Aabar Investments' buy-in gives British billionaire Sir Richard Branson's space tourism venture a big financial kickstart at a time when many funding sources have dried up because of the global recession. It also gives the wealthy Persian Gulf sheikdom of Abu Dhabi a chance to build its own space flight industry as it broadens its economy beyond the oil sector.
Aabar will buy an approximately 32 percent stake in Virgin Galactic's holding company under the terms of the deal.
In exchange, the state-controlled fund will acquire "exclusive regional rights" to eventually launch Virgin Galactic tourism and scientific research space flights from the United Arab Emirates capital.
"The significant partnership not only falls in line with Abu Dhabi's larger plans to inculcate technology research and science at a grassroots level but also complements its aim to be the international tourism capital of the region," Aabar Chairman Khadem al-Qubaisi said.
Aabar said it plans to pay an extra $100 million plus transaction costs to fund a program to launch small satellites into orbit, and will build spaceport facilities in Abu Dhabi.
Aabar is the first outside investor in the spaceflight company, which has been owned fully by Branson's Virgin Group. The deal values Virgin Galactic at about $875 million.
Regulators in the United States and elsewhere must still approve the deal.
Virgin Group has pumped more than $100 million into its space flight venture since forming it in 2004. The company is working to develop flight vehicles with Scaled Composites, the Mojave, Calif.-based aeronautical firm that won the X Prize to build the first privately funded manned space ship.
Virgin Galactic has yet to show that it can put paying customers in orbit, or make a profit doing so. It plans to begin testing a new spacecraft, SpaceShipTwo, by the end of this year. The vehicle will piggyback to 50,000 feet on a large plane before blasting into suborbital space.
The announcement comes as Branson is attending the Experimental Aircraft Association's annual AirVenture festival in Oshkosh, Wisconsin. The launcher plane for the space ship, dubbed WhiteKnightTwo, is on display at the air fest.
Even without a launch date, Virgin Galactic says it has taken 300 reservations at $200,000 each and is holding $40 million in deposits. Customers include scientist Stephen Hawking and "Superman Returns" director Bryan Singer.
The first paid flights are expected to launch from the U.S. state of New Mexico once testing is complete.

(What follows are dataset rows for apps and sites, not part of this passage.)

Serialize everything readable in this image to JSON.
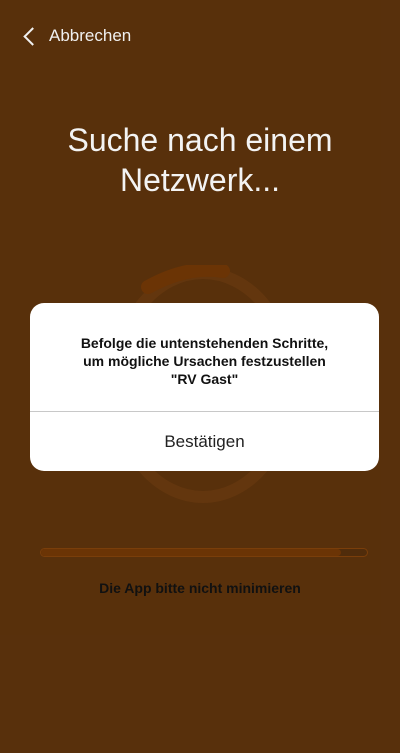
{
  "nav": {
    "back_label": "Abbrechen"
  },
  "main": {
    "title_line1": "Suche nach einem",
    "title_line2": "Netzwerk...",
    "progress_fraction": 0.92,
    "hint": "Die App bitte nicht minimieren"
  },
  "dialog": {
    "line1": "Befolge die untenstehenden Schritte,",
    "line2": "um mögliche Ursachen festzustellen",
    "line3": "\"RV Gast\"",
    "confirm_label": "Bestätigen"
  },
  "colors": {
    "background": "#e87f1f",
    "progress_fill": "#6b3405",
    "spinner_arc": "#6b3405"
  },
  "icons": {
    "back": "chevron-left-icon"
  }
}
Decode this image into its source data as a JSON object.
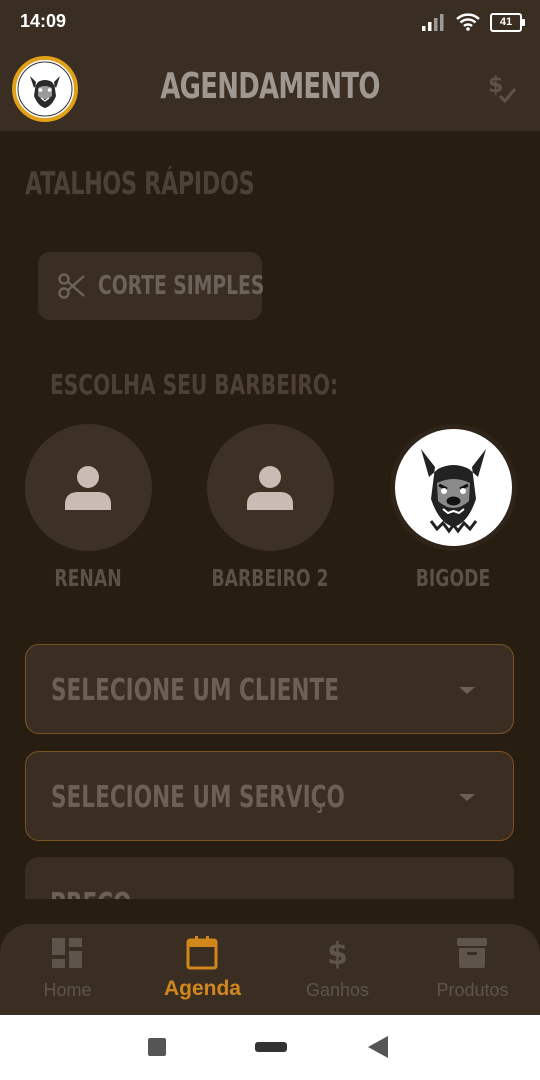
{
  "status_bar": {
    "time": "14:09",
    "battery": "41"
  },
  "app_bar": {
    "title": "AGENDAMENTO"
  },
  "shortcuts": {
    "title": "ATALHOS RÁPIDOS",
    "items": [
      {
        "label": "CORTE SIMPLES",
        "icon": "scissors-icon"
      }
    ]
  },
  "barbers": {
    "title": "ESCOLHA SEU BARBEIRO:",
    "items": [
      {
        "name": "RENAN",
        "avatar": "person-icon"
      },
      {
        "name": "BARBEIRO 2",
        "avatar": "person-icon"
      },
      {
        "name": "BIGODE",
        "avatar": "pitbull-logo",
        "selected": true
      }
    ]
  },
  "form": {
    "client_placeholder": "SELECIONE UM CLIENTE",
    "service_placeholder": "SELECIONE UM SERVIÇO",
    "price_label": "PREÇO"
  },
  "bottom_nav": {
    "items": [
      {
        "label": "Home",
        "icon": "dashboard-icon"
      },
      {
        "label": "Agenda",
        "icon": "calendar-icon",
        "active": true
      },
      {
        "label": "Ganhos",
        "icon": "dollar-icon"
      },
      {
        "label": "Produtos",
        "icon": "archive-icon"
      }
    ]
  },
  "colors": {
    "background": "#281d11",
    "app_bar": "#3a2d21",
    "accent": "#d1871b",
    "avatar_ring": "#e0a018",
    "field_border": "#7a5420"
  }
}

Aabar has emerged as one of Abu Dhabi's most active investment funds. It bought 9.1 percent of Mercedes-Benz maker Daimler AG in March, and earlier this month bought 4 percent of San Carlos, California-based electric car producer Tesla Motors.
Abu Dhabi is the richest of the seven semiautonomous sheikdoms that make up the United Arab Emirates, and holds nearly all the country's vast oil reserves. It has long competed for international attention with neighboring emirate Dubai.
Virgin Galactic President Will Whitehorn said in an interview that the agreement with Aabar will help his company focus on launching not just tourists but also commercial satellites into space, and to do so for a fraction of the cost now.
"By Abaar coming on board, we can speed up that capability," he said. "We believe there's a big market opportunity here."
A Dubai-led group is preparing to send the UAE's first satellite, DubaiSat-1, into orbit aboard a Russian-made Dnepr rocket from Kazakhstan this week.
Abu Dhabi's plans to turn itself into a space travel hub aren't the country's first. A rival space tourism company, Space Adventures Ltd., announced plans in 2006.
The Mideast investment fund that recently bet big on Mercedes-Benz said Tuesday it will pay about $280 million to buy nearly a third of commercial space travel startup Virgin Galactic. Aabar Investments' buy-in gives British billionaire Sir Richard Branson's space tourism venture a big financial kickstart at a time when many funding sources have dried up because of the global recession.